“The military tried to avoid taking over and it’s quite obvious with their attempts to try to speak with all sides,” Kiat Sittheeamorn, a senior member of the main opposition Democrat party, said by phone. “When the situation as they anticipated worsened, they had to do something.”
The baht rose 0.2 percent against the U.S. dollar to 32.546 as of 12:43 p.m. in Bangkok. The benchmark SET Index (SET) fell 1.5 percent to 1,384.46, the most since May 8, after earlier falling as much as 2.1 percent. Stocks linked to the Thaksin family declined, with SC Asset Corp. Pcl down 5.1 percent.
The council banned 155 people from leaving the country, army deputy spokesman Winthai said in a statement on television, without giving names. Thai airports will operate as normal, Airports of Thailand said in a statement. The Hong Kong Travel Industry Council said it would cancel all tours to Thailand until May 30.
Thailand’s central command said social media operators should prevent messages that incited violence or broke the law, or they could be charged.
The U.S. denounced the military’s action and said it’s reviewing military and other assistance to Thailand.
“This act will have negative implications for the U.S.- Thai relationship, especially for our relationship with the Thai military,” Secretary of State John Kerry said in a statement.
Thailand’s military has carried out a dozen coups since the end of direct rule by kings in 1932, with three governments overthrown since 2006 by the army or judicial action. The latest putsch may extend almost a decade of unrest that has sapped growth in Southeast Asia’s second-largest economy.

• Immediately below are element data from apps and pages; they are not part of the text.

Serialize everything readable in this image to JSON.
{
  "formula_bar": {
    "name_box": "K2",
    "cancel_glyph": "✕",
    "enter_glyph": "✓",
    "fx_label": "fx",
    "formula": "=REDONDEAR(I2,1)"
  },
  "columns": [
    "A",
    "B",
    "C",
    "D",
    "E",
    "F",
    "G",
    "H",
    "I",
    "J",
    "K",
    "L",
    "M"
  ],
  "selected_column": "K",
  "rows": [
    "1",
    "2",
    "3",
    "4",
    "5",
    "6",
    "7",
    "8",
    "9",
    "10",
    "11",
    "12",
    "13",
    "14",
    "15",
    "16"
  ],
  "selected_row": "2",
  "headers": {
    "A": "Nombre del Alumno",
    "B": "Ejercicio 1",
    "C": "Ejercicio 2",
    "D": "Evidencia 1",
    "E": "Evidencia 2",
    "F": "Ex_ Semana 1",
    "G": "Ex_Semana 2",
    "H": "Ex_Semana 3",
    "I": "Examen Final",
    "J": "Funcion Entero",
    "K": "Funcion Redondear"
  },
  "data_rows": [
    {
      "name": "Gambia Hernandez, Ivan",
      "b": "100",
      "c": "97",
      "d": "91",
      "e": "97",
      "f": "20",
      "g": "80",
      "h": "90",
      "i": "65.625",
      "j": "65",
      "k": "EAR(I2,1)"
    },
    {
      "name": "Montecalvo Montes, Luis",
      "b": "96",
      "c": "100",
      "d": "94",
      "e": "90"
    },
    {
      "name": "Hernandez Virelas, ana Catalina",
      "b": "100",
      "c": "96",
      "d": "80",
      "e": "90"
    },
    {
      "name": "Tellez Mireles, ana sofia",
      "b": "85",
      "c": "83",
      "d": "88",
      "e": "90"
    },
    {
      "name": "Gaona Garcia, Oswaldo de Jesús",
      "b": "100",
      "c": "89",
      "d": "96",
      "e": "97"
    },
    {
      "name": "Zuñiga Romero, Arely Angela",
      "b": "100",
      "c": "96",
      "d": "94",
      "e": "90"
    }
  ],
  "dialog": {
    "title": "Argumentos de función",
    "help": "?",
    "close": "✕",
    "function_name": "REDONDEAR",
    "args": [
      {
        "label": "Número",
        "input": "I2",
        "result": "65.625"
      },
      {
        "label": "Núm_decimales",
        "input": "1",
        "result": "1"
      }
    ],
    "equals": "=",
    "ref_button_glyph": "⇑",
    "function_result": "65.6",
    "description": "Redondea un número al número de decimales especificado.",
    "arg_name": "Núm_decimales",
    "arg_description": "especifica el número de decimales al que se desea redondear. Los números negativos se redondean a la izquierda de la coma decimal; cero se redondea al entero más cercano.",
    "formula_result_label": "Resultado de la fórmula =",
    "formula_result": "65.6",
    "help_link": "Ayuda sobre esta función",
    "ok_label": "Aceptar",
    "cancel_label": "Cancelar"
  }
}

“The military will not want to have responsibility for the country for long, a year or perhaps a year and half,” said Michael Montesano, a visiting research fellow at the Institute of Southeast Asian Studies in Singapore. Still, “it will be under pressure to see that thorough-going reform has been completed before it steps down. And it is unclear that that can happen quickly. So the military is in a bind, a bind that will grow worse if it needs to act repressively to curb resistance to its rule.”
Anti-government protesters are demanding an unelected council run the country to wipe out the influence of Thaksin and his sister Yingluck, whose parties have won the last five elections. Government supporters, also protesting in Bangkok, have vowed to fight any such move.
Yingluck dissolved parliament and called fresh elections in December in a bid to end the protests, which began in opposition to an amnesty bill that would have allowed Thaksin to return to Thailand. Thaksin fled abroad to avoid a jail term for corruption handed down by a military-appointed court.
The coup came days after the state planning agency reported gross domestic product shrank 0.6 percent in the three months through March from a year earlier, as production and tourism took a hit during months of unrest. The agency this week also cut its growth forecast for this year to 1.5 percent to 2.5 percent from a range of 3 percent to 4 percent earlier.
Prayuth has not spelled out his plans other than seeking to restore peace quickly.
“The best case scenario we could see is an interim government, a new constitution drafting process leading to earlier rather than later elections and the return of the mandate to the people,” said Thitinan Pongsudhirak, director of the Institute of Security and International Studies at Bangkok’s Chulalongkorn University. “There has been no sign of that yet,” he said on Bloomberg Television.
“This is a long road. We didn’t expect this so I think we have to be looking at some worst case scenarios for Thailand and that’s not very promising.”
To contact the editors responsible for this story: Rosalind Mathieson at email@example.com Tony Jordan